I liken this part of the writing experience to that of being a gymnast. I can jump on the uneven bars, switch from rung to rung, launch myself high, and do a mid air, black-flipped-triple-decker-summersault with a twist, but if I do not stick the landing, I have robbed my reader.

My first draft of Love Changes made some very sweet sisters curse aloud. So, it was painfully necessary to go back to the drawing board. I re-did the ending and did everything in my power to put my foot it in. Those of you who read LOVE CHANGES, please let me know. In your opinion, did I stick the landing?

Tuesday, December 3, 2013

Performance Driven

Some people can sing...
I can sing but most wouldn't pay to hear me.
Some people can dance...
I can cut a rug but won't do much damage.
What I can write. Not only is that my talent, it is my duty. And when I write, I perform on paper.

#Earthatone #LoveChanges #EarthaWattsHicks

Literary devices in LOVE CHANGES.

When I was 9 years old, my favorite author was Edgar Allan Poe. My favorite pieces were The Telltale Heart, Lenore, and The Raven. I read everything I could get my hands on and often was told to "put that book away" and go outside and play. In high school, we studied F. Scott Fitzgerald, Salinger, and Franz Kafka and read plays like The Glass Menagerie and Waiting for Godot. All were filled with literary devices.
I long to see that in African American Lit. Maybe that's why I love Zora and will stick with Toni Morrison till the end despite repeatedly doubting my own intelligence.

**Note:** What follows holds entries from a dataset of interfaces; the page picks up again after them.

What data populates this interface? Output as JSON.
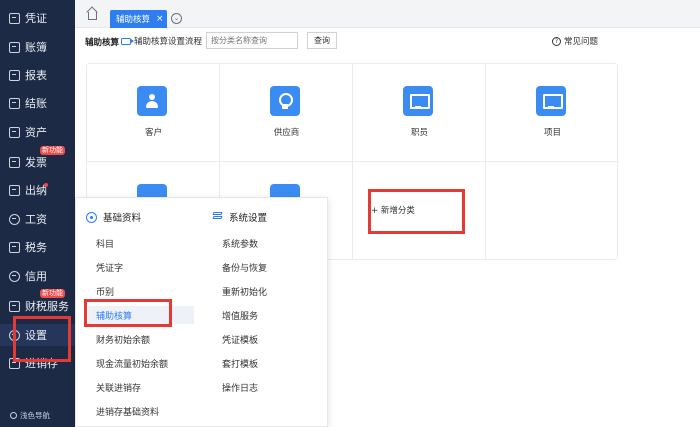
{
  "sidebar": {
    "items": [
      {
        "label": "凭证",
        "icon": "document-icon"
      },
      {
        "label": "账簿",
        "icon": "book-icon"
      },
      {
        "label": "报表",
        "icon": "report-icon"
      },
      {
        "label": "结账",
        "icon": "checkout-icon"
      },
      {
        "label": "资产",
        "icon": "asset-icon"
      },
      {
        "label": "发票",
        "icon": "invoice-icon",
        "badge": "新功能"
      },
      {
        "label": "出纳",
        "icon": "cashier-icon",
        "dot": true
      },
      {
        "label": "工资",
        "icon": "salary-icon"
      },
      {
        "label": "税务",
        "icon": "tax-icon"
      },
      {
        "label": "信用",
        "icon": "credit-icon"
      },
      {
        "label": "财税服务",
        "icon": "service-icon",
        "badge": "新功能"
      },
      {
        "label": "设置",
        "icon": "settings-icon"
      },
      {
        "label": "进销存",
        "icon": "inventory-icon"
      }
    ],
    "footer": "浅色导航"
  },
  "tabs": {
    "active_label": "辅助核算",
    "close_glyph": "×",
    "more_glyph": "⊙"
  },
  "toolbar": {
    "title": "辅助核算",
    "flow_link": "辅助核算设置流程",
    "search_placeholder": "按分类名称查询",
    "search_button": "查询",
    "faq": "常见问题"
  },
  "categories": [
    {
      "label": "客户",
      "icon": "person-icon"
    },
    {
      "label": "供应商",
      "icon": "medal-icon"
    },
    {
      "label": "职员",
      "icon": "monitor-icon"
    },
    {
      "label": "项目",
      "icon": "monitor-icon"
    }
  ],
  "add_category": "+ 新增分类",
  "dropdown": {
    "basic_title": "基础资料",
    "basic_items": [
      "科目",
      "凭证字",
      "币别",
      "辅助核算",
      "财务初始余额",
      "现金流量初始余额",
      "关联进销存",
      "进销存基础资料"
    ],
    "system_title": "系统设置",
    "system_items": [
      "系统参数",
      "备份与恢复",
      "重新初始化",
      "增值服务",
      "凭证模板",
      "套打模板",
      "操作日志"
    ]
  },
  "colors": {
    "sidebar_bg": "#1c2a45",
    "accent": "#2f7ef0",
    "highlight": "#e53935",
    "badge": "#f04b4b"
  }
}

And when I am done, close that book and think to myself, "Okay! I'm finished! I'm smart now."

So, in writing Love Changes, I wanted to bring literary elements to the prose BECAUSE the book is urban, about characters from the projects and/or living in the ghetto.
So many of us from the inner city grow up telling ghetto jokes and singing ghetto songs, thinking that we do not know proper English when in all actuality we have an excellent grasp of the language; we simply command it differently, and if I may add, in a more unique way.
Rhythm is in our blood. Unbeknownst to us, we speak in meter naturally. We praise the poetic genius of the Kanye(s) and Jay Z(s) when honestly, can any of us really remember the first rhyme WE ever spoke? More than likely, it was "Mommmmy, I  want some cannnndy!" And later we find ourselves playin' the dozens conjuring up humor, satyr, similes, metaphors, and hyperboles without ever realizing the depth of our command for these devices, because we are getting C(s) and D(s) in English. 

"Miss Mary Matt, Matt, Matt...all dressed in black, black, black...with silver buttons, buttons, buttons, all down her back, back back."

So, while the rest of the world is busy studying to learn how to do what we do naturally, we get stuck, thinking were are not smart, because we don't know that what we've been doing has a name, and we don't know what these devises are called.

Assonance is the repetition of vowel sounds that creates internal rhyme within phrases or sentences; one of the building blocks of verse.

Example #1: Who knew the truth?
Example #2: "And the stars never rise, but I feel the bright eyes."

-          "Annabel Lee" by Edgar Allan Poe
Example #3: Because of a surge of adrenaline, this black woman forgot: she is not superhuman. So my adrenaline buzz wasn’t doing me a bit of good.
-          LOVE CHANGES by Eartha Watts-Hicks
Other literary devices include alliteration, consonance, onomatopoeia, allusion, imagery, foreshadowing, symbolism. For examples of these and other literary devices in African American literature, read any one of the titles by Toni Morrison, Zora Neil Hurston, Walter Mosley, Chris Abani, James Baldwin. For examples of these literary devices in urban fiction, read Love Changes by Eartha Watts-Hicks.